## TASK TO COMPLETE
Scan the entries below and state how many lines contain "title". No other output.

## THE RECORDS
________________
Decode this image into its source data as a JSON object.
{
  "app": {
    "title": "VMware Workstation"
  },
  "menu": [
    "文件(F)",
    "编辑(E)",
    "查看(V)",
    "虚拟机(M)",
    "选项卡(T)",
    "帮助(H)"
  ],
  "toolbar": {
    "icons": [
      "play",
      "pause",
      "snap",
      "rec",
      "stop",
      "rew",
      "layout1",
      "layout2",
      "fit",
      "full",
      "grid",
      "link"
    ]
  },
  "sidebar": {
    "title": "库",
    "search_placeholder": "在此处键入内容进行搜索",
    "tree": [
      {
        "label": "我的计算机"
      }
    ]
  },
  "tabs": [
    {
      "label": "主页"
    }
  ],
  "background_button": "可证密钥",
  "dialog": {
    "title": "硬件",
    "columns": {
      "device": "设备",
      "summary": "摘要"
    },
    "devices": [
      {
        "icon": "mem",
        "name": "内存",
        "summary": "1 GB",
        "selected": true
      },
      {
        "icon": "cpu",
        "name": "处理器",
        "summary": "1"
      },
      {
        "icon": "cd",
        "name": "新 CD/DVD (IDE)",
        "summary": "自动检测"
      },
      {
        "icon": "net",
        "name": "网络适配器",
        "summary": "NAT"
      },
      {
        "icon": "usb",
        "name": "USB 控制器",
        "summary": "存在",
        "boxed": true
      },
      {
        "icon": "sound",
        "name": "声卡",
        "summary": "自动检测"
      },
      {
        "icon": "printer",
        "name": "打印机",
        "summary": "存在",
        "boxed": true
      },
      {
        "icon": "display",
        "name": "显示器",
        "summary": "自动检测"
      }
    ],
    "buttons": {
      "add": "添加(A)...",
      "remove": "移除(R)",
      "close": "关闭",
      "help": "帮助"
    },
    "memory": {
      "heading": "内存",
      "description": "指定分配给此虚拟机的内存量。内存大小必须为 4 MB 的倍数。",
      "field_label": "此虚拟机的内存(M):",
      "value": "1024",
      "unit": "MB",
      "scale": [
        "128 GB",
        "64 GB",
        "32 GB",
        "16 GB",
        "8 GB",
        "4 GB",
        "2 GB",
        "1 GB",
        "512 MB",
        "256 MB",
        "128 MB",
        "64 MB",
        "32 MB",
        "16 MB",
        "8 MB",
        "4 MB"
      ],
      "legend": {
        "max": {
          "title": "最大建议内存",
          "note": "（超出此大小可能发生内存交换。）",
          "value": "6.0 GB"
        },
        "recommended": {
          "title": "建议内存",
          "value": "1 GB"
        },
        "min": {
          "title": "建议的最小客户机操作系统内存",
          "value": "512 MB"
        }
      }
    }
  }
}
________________
## SOLUTION TO THIS EXERCISE
6